Today, the DNA copying process, made practical because of a series of studies using a Yellowstone microorganism, is widely used. Taq polymerase has led to the uses of DNA that are so familiar today—from matching DNA in criminal investigations, to medical diagnoses or cures, bioremediation of toxic wastes, and research into the basic building blocks of life.
At the time of this research, NPS did not have specific authority for benefits sharing; however, this case study is a good example of the kind of research that could lead to benefits sharing.
Thermophiles from Doublet Pool, Yellowstone National Park.
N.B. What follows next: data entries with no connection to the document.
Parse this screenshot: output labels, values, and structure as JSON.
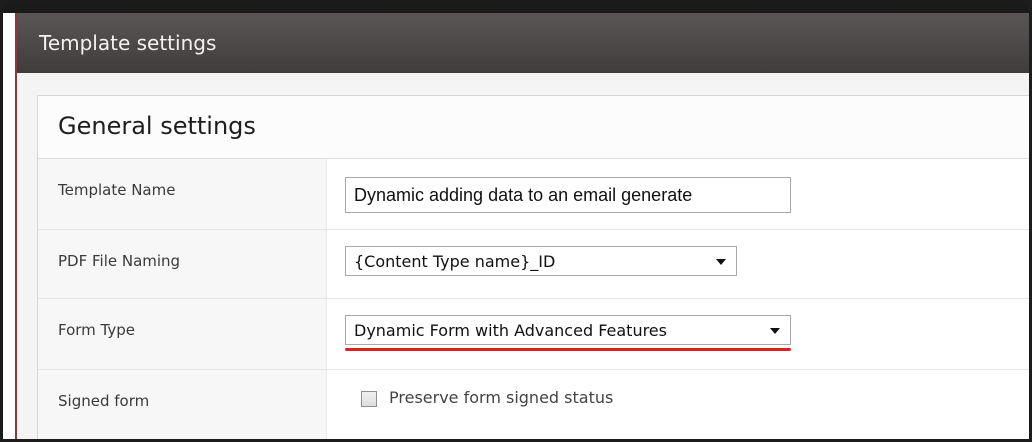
{
  "dialog": {
    "title": "Template settings"
  },
  "section": {
    "title": "General settings"
  },
  "fields": {
    "template_name": {
      "label": "Template Name",
      "value": "Dynamic adding data to an email generate"
    },
    "pdf_file_naming": {
      "label": "PDF File Naming",
      "selected": "{Content Type name}_ID"
    },
    "form_type": {
      "label": "Form Type",
      "selected": "Dynamic Form with Advanced Features"
    },
    "signed_form": {
      "label": "Signed form",
      "checkbox_label": "Preserve form signed status",
      "checked": false
    }
  },
  "colors": {
    "titlebar": "#4e4a49",
    "highlight_underline": "#e02020"
  }
}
NPS Photo
The National Parks Omnibus Management Act authorizes the Secretary of the Interior to "enter into negotiations with the research community and private industry for equitable, efficient benefits-sharing arrangements" 54 USC 100705(d)). Because the Act does not provide detail on implementation, such as the type of arrangements that NPS should use or the authority to directly retain monetary benefits (rather than conveying them to the U.S. Treasury), NPS relies on the following additional authorities to implement benefits sharing:
Bacteria from Bacterial Mats on the Walls of Pahoehoe Cave, El Malpais National Monument. Photo credit: Michael N. Spilde and Diana Northrup, UNM
Parks may receive non-monetary and/or monetary benefits. Parks must use these benefits to enhance NPS resource conservation, although some of the benefits may also be used to offset administrative costs associated with the benefits-sharing program.
Wapiti Lake Pack on a Bison Kill, Yellowstone National Park. NPS Photo / Jacob Frank
In 1999, as part of a benefits-sharing agreement, Diversa Corporation, a biotechnology company, used its expertise in DNA analysis to develop a pedigree for the endangered Yellowstone wolves at no charge to the Federal government. This pedigree was the first ever established for a wild wolf population.
The pedigree helps park managers better understand the dynamics of the wolf population. It allows biologists to accurately assess the genetic health of the park's wolf population and enables identification of any individual wolves that are illegally killed. In addition, the pedigree facilitates detection of wolves from other areas, such as Idaho or northwest Montana, when they immigrate to Greater Yellowstone.
Bacterial Products, Spider Cave, Carlsbad Caverns National Park. Photo Credit: Kenneth Ingham
No. Once NPS learns about research results that potentially have commercially valuable applications, NPS will evaluate on a case-by-case basis whether to negotiate benefits or decline to negotiate benefits. Based on that evaluation, the NPS will enter into an agreement to share or decline benefits with the institution that has a proposed commercial use. The agreement will state the NPS decision on benefits and other terms and conditions.
NPS will negotiate benefits with the other party when, based on best available information about the possible commercial use of the research, potential benefits would have some value to NPS resource management and to the general public.
Pu‘u ‘Ō‘ō Eruption of Kīlauea Volcano, Hawai’i Volcanoes National Park. Photo credit: Carol M. Highsmith
The NPS benefits sharing policy and the related procedural guidance are available on the NPS Policy website. The policy is Director's Order #77-10: NPS Benefits Sharing. The procedural guidance can be found in the NPS Benefits-Sharing Handbook.
Last updated: December 14, 2018